Americas Columns

Upside: Elected FilAm women seek higher offices

First of 2 parts

CALIFORNIA Filipinas who have already broken the racial barrier in their political districts are banking on their success to reach higher office where only one man and no woman of Filipino descent has been elected.

Vallejo (California) Vice Mayor Rozzana Verder-Aliga in May launched her campaign to represent District 3 of the State Senate, uncharted by any FilAm.  The first FilAm woman elected in Solano County when she was elected to the Vallejo School Board in 1993, the now-longest serving Vice Mayor of Vallejo is facing another Filipino American, former West Sacramento Mayor Chris Cabaldon, for the post vacated by Sen. Bill Dodd of Napa. Dodd is among her endorsers.

Speaking at a panel discussion hosted July 10 by the Filipina Women’s Network aimed at mentoring women of Filipino descent for political service, Verder-Aliga preempted a similar announcement by fellow Filipina American Jessica Caloza.

Caloza is eyeing representation of Los Angeles in District 52 of the State Assembly, the chamber last occupied by her current boss Attorney General Rob Bonta, the first and still the only FilAm elected to the State Assembly and among her endorsers.

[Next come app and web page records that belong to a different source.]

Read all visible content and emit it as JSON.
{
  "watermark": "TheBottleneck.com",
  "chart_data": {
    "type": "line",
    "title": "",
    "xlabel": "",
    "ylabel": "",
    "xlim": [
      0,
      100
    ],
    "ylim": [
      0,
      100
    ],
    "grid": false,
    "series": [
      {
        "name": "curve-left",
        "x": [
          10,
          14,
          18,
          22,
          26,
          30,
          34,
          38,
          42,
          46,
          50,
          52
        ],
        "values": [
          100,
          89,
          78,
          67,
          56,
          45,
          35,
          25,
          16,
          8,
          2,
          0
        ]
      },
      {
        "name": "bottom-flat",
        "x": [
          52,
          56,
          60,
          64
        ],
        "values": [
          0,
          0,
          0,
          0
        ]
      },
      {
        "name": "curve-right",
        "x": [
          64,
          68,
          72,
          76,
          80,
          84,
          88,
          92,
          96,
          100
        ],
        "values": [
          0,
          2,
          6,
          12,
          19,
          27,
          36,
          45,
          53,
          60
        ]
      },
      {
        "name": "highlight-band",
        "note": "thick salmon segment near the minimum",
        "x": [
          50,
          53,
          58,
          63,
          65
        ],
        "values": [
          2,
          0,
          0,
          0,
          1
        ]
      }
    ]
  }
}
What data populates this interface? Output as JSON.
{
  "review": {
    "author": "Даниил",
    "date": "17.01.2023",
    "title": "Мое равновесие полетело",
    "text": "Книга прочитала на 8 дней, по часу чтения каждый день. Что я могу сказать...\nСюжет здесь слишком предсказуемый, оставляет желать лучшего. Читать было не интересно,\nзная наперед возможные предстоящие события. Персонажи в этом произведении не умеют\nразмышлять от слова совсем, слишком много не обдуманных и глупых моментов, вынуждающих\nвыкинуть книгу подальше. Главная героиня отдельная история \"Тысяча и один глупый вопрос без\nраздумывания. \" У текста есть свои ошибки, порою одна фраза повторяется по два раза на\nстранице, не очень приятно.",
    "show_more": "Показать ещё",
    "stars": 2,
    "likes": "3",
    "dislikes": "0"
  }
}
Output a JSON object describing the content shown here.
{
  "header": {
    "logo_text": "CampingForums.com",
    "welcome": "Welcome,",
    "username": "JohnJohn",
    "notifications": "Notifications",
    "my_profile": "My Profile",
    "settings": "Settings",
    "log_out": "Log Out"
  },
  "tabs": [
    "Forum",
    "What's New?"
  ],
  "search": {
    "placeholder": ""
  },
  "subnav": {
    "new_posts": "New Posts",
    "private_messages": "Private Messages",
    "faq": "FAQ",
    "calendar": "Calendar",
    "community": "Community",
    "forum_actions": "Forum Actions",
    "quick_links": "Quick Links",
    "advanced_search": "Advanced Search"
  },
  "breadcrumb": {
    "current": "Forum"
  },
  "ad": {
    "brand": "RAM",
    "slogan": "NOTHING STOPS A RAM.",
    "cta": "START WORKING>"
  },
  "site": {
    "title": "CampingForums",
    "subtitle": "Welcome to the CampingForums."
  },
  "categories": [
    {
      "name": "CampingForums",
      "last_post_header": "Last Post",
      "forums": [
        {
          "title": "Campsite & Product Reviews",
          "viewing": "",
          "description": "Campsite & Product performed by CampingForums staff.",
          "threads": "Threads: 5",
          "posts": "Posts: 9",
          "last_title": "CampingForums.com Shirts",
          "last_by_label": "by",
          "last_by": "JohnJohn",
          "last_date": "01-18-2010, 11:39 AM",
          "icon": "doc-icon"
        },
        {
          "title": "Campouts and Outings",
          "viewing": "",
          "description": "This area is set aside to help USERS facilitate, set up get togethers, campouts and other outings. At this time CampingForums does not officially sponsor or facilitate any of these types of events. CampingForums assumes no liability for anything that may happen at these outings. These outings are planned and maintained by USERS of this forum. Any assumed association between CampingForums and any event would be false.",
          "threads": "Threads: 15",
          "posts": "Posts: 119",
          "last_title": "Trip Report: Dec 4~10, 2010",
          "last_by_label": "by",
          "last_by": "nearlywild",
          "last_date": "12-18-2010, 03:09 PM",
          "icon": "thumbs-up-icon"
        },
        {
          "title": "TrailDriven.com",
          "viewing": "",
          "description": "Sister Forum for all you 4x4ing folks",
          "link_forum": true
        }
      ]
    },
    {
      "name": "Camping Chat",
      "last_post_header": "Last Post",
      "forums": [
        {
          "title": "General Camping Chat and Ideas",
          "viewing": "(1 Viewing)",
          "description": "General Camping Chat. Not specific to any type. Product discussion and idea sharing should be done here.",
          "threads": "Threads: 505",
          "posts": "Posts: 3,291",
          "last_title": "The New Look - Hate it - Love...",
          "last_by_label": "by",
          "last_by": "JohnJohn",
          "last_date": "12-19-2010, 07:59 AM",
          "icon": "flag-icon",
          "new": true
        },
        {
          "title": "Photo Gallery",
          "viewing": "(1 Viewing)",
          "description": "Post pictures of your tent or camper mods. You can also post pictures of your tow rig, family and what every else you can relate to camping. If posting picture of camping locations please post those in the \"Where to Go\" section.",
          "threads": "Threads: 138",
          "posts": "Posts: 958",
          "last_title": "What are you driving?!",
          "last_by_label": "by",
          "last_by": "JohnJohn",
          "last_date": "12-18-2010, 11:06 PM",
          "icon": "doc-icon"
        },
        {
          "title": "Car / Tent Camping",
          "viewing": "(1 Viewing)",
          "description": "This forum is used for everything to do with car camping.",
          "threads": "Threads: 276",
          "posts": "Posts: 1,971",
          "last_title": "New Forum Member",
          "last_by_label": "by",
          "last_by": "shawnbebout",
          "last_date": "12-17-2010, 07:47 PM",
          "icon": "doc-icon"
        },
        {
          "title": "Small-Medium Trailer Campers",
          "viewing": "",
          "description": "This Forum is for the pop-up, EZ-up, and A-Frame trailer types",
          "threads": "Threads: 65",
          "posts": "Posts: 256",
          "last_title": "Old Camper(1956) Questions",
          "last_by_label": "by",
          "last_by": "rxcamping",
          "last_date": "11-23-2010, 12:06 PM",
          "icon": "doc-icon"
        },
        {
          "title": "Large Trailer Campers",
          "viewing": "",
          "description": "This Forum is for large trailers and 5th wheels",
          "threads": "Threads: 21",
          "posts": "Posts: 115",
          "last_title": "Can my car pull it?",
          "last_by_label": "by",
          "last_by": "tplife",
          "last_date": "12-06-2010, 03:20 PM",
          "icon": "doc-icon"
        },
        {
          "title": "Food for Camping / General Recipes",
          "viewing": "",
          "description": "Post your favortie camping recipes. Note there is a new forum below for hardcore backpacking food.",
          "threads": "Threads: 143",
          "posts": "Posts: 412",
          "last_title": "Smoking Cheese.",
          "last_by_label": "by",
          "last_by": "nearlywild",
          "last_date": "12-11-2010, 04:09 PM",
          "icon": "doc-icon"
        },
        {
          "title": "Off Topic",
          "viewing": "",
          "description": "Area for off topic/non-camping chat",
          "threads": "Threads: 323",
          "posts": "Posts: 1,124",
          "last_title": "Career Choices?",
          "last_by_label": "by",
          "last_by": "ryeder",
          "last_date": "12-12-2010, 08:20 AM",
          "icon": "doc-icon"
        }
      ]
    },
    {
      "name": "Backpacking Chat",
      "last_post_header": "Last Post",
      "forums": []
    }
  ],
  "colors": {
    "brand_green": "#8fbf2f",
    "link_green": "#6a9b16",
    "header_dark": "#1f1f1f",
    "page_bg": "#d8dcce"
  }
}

The first to speak among five panelists, Caloza, Bonta’s Deputy Chief of Staff, had teased that she would be “running for office very, very soon.”  An excited Verder-Aliga who spoke later did apologize for having “outed” the plans of the lifelong community organizer who identifies as a “first-generation immigrant.”

Verder-Aliga and Caloza rose to the political stage via disparate steps but expressed a common aspiration to give representation to their numerically dominant but “least represented” community and consistently referenced their Philippine heritage.


Quezon City-born Verder-Aliga was a teacher in the Philippines before moving to the United States in 1981 with her husband, retired US Marine Corps and Army Col. Nestor Aliga.  As a newcomer, she noted the Filipino voice missing from among policymakers in the public school system that prodded her run for a school board seat.

“I was pregnant with my first (of two) sons while campaigning,” she told some 30 women from three continents at the virtual meeting.  Verder-Aliga boosted her credentials by returning to school to earn a doctorate in counseling psychology.  A licensed marriage and family therapist, she managed Solano County’s Behavioral Health Adult Outpatient Clinics, lending her expertise in efforts to address youth issues – gangs, teen pregnancy and parenting. In 2013 she opted to run for the Vallejo City Council, where she focuses on families and “equitable access to education, jobs and housing.”

Caloza had an early start in public service.  She was among 10 delegates to the Filipino Youth for Leadership program and has served on the board of KAYA Filipino Americans for Progress and the Philippine Humanitarian Coalition, according to the Los Angeles Filipino Association of City Employees.

Her political experience spans both state and national stages.  She was campaign aide in the reelection bids of former US Representative now Health & Human Services Sec. Xavier Becerra, former US Rep Mike Honda and Rep Albio Sires of New Jersey.

In 2012, she directed the Virginia field office to reelect President Obama, which led to her service as policy analyst in the Department of Education.  There she homed in on gender, student data and privacy issues.

Before coming to Sacramento, Caloza was director of scheduling for Los Angeles Mayor Eric Garcetti.  Garcetti appointed her to the Board of Public Works, making her the first FilAm woman commissioner providing oversight for 5,000 employees in the public works and engineering department.

Caloza called on FilAm women to “harness power at the ballot box” and rise to the challenge if they want to lead: “Be aggressive, be impatient for change, see yourselves as worthy of the title” they covet and be “responsible for …billions of taxpayer dollars by making policy decisions that impact families.”

Waiting is “no longer an option,” she warned, “otherwise we will remain vulnerable” instead of helping  resolve the “homeless and housing crisis, lack of good paying middle class jobs, an underfunded public education system, a climate emergency, (and) rampant gun violence,” her focus issues.


Health is a priority to Sofia Aragon not only because she is a registered nurse but also mayor of Burien, Washington, since 2020, and now candidate for King County Council.

Holder of three degrees – a BA in economics from University of Washington, BS in nursing from Seattle University and a law degree from Loyola University- Chicago, Aragon has the expertise to meet her goal for her town to be “a safe, healthy and inclusive place where my family and residents both new and old can call home for a lifetime.”

A former advisor to Washington Governors Locke, Gregoire and Inslee, she advised Filipinas seeking elective or appointed posts to “follow closely people with special skills” to develop their own “facilitation and relationship skills.”

She laments anti-Asian hate attacks and calls for the return to civility in political discourse.  “Let’s start by being civil and professional…set the tone conducive to problem solving.”  That’s what she intends to bring to King County, among progressive policies. – Adapted from original reprinted with permission from

To be concluded.